A radical British Catholic priest has been fined in Germany on charges of Holocaust denial, which is illegal in the country.
The $2,400 fine against British Bishop Richard Williamson, 72, stems from an interview he gave in 2008 to the Swedish SVT broadcaster, in which he called the murder of Jews in gas chambers during the Holocaust “lies, lies, lies.”
Williamson’s attorney is protesting the sentence, according to German news reports. It is the second attempt at prosecution: In 2010, the bishop was found guilty of incitement to hate and fined about $14,000. But a higher court set aside the verdict because the lower court had failed to say when and how the offending remarks were broadcast.
This time the court - in explaining its decision, noted that Williams’ statements “were not spontaneous,” but rather were “well-thought-out answers to the questions posed in front of the camera,” and that he clearly knew they would be broadcast, according to German media reports.

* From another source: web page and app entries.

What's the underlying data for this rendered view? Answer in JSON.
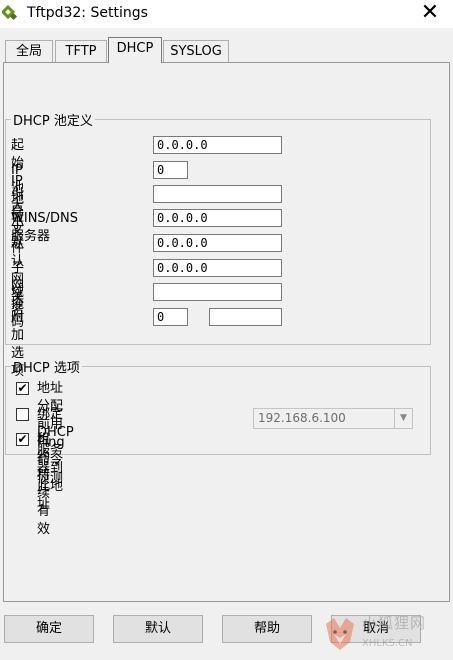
{
  "window": {
    "title": "Tftpd32: Settings",
    "close_symbol": "✕"
  },
  "tabs": [
    {
      "label": "全局",
      "selected": false
    },
    {
      "label": "TFTP",
      "selected": false
    },
    {
      "label": "DHCP",
      "selected": true
    },
    {
      "label": "SYSLOG",
      "selected": false
    }
  ],
  "dhcp_pool": {
    "legend": "DHCP 池定义",
    "fields": [
      {
        "label": "起始 IP 地址",
        "value": "0.0.0.0"
      },
      {
        "label": "IP 池大小",
        "value": "0"
      },
      {
        "label": "引导文件",
        "value": ""
      },
      {
        "label": "WINS/DNS 服务器",
        "value": "0.0.0.0"
      },
      {
        "label": "默认网关",
        "value": "0.0.0.0"
      },
      {
        "label": "子网掩码",
        "value": "0.0.0.0"
      },
      {
        "label": "域名",
        "value": ""
      },
      {
        "label": "附加选项",
        "value": "0",
        "value2": ""
      }
    ]
  },
  "dhcp_options": {
    "legend": "DHCP 选项",
    "options": [
      {
        "label": "地址分配前用 Ping 命令侦测",
        "checked": true
      },
      {
        "label": "绑定 DHCP 服务器到此地址",
        "checked": false
      },
      {
        "label": "租约持续有效",
        "checked": true
      }
    ],
    "bind_address": "192.168.6.100",
    "check_mark": "✔"
  },
  "buttons": {
    "ok": "确定",
    "default": "默认",
    "help": "帮助",
    "cancel": "取消"
  },
  "watermark": {
    "text_zh": "小狐狸网",
    "text_en": "XHLKS.CN"
  }
}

In the interview, conducted in Regensburg, Germany, broadcast on Swedish TV, and seen on the Internet as well, Williamson allegedly denied that any Jews were murdered in gas chambers during the Holocaust and insisted that not more than 300,000 European Jews were killed in total.
His attorneys reportedly told the court that Williamson’s statements were not punishable in Sweden or in England, and he should not be held responsible if they were accessible in Germany as well.
The case was especially controversial because the Catholic Church at around the time of the broadcast had reversed the excommunication of Williams and other bishops from the Catholic breakaway sect Pius Brotherhood.
Williamson, who reportedly lives in London, is no longer a member of the Pius sect; he was expelled in 2012 for “refusing to show due respect and obedience to his lawful superiors,” according to the sect’s website.